The University of the West Indies is encouraging people to maintain a responsible, positive and open-minded approach towards the COVID-19 vaccine.
The university recently hosted a forum aimed at exploring developments in the battle against the COVID-19 pandemic, with particular focus on the new vaccines.
Panellists addressed concerns during the virtual event which was led by the UWI COVID-19 Task Force.
Dr Luz Longsworth, Pro Vice-Chancellor, Global Affairs and Principal of The UWI Open Campus delivered welcome remarks on behalf of Vice-Chancellor, Prof Sir Hilary Beckles.
She said, “This has been an unprecedented rapid vaccine development, probably the fastest in history. The UWI is pleased to provide this platform and space to engage with Caribbean experts, to discuss and explore some of the issues of concern around the vaccination, such as safety and effectiveness, what they do to your body and of course, the ethical issue around access.

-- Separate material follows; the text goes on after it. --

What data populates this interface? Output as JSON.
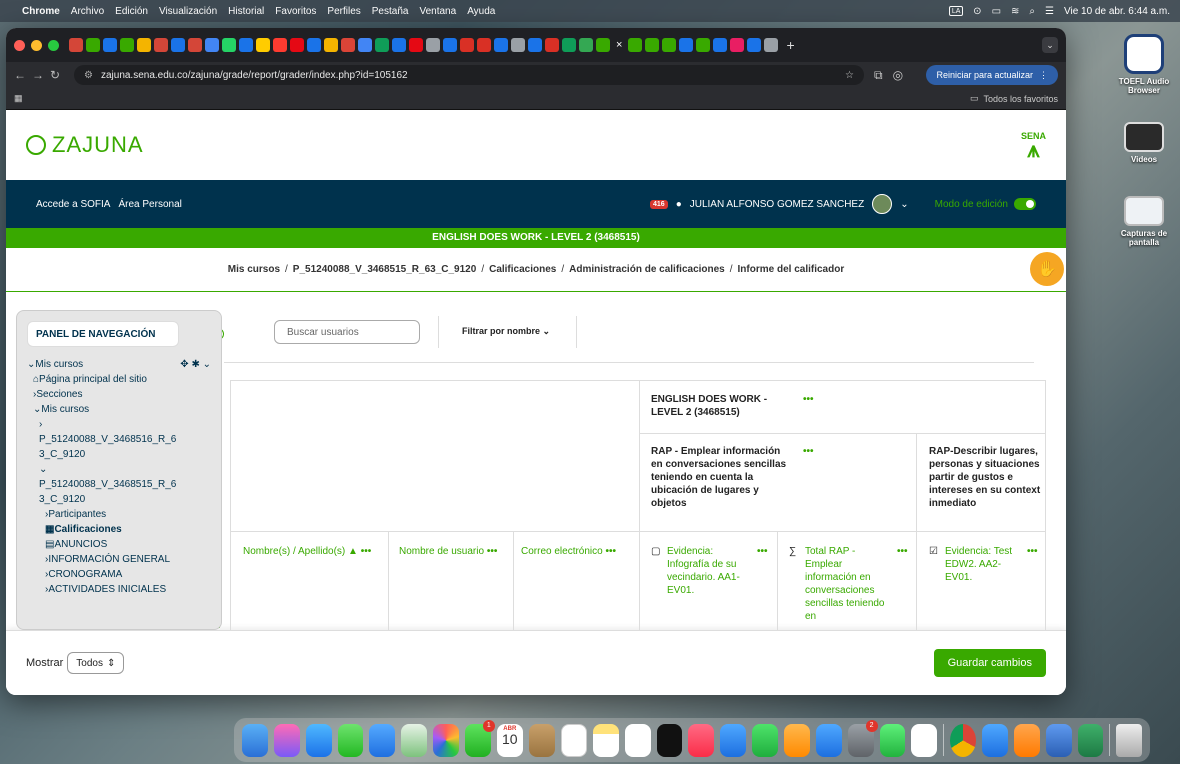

“Given the nature of this pandemic, there are many myths and misinformation. As a university of excellence, it is our role to provide this means of engagement with our renowned researchers, scientists and practitioners such as our panellists and to explore what this new phase of COVID-19 means for us in the Caribbean.”
Immunologist and chair of The UWI COVID-19 Task Force, Prof Clive Landis spoke to the effectiveness of modern vaccines in eradicating smallpox and drastically reducing childhood diseases such as measles and polio through sustained vaccination programmes worldwide. He warned against the loss of confidence in vaccines due to misinformation spread by the modern “anti-vax” movement, which has resulted in an unnecessary and dangerous upsurge in the infection rates of avoidable diseases.
Prof Landis allayed concerns about the speed with which the vaccine had been produced.
He explained that since 2005, scientists had been working to develop a vaccine against SARS which is a member of the coronavirus family, and therefore the process of adapting this work to the sequence of COVID-19 was straightforward. Another member of the Task Force, Prof of Molecular Genetics and Virology at The UWI St Augustine Campus, Christine Carrington described the process of determining whether candidate vaccines are appropriate, safe, and effective for use.
She stressed the rigorous testing taking place under the supervision of independent bodies. She explained that some people may be infected by viruses such as COVID-19 but remain asymptomatic.
“Infection is not the same as disease. Many infected people show little or no signs of the disease, but, importantly, they are still able to transmit the virus to others, who may be more vulnerable to overt or severe manifestations. The recently approved vaccines have been shown to be extremely effective in protecting vaccinated people against disease—especially severe disease. There is also preliminary evidence suggesting that they also prevent asymptomatic infections, but more data is needed to confirm this and whether they also prevent vaccinated people from transmitting the virus to others.”
She stressed that the risk of a severe negative reaction from a vaccine is miniscule compared to the severity of symptoms of the disease itself. There may be minor side effects such as pain, redness and swelling at the injection site, mild fever, chills, or muscle or joint pain she said.
Head of The UWI Five Islands School of Nursing, Karen Josiah refuted common myths and perceptions surrounding vaccines and debunked beliefs that vaccines contain harmful substances or even microchips.
Chair of the PAHO Regional Immunisation Technical Advisory Group, Professor Peter Figueroa explained the measures being taken globally to ensure equity of access to safe, high-quality, effective and affordable diagnostics, therapeutics and vaccines.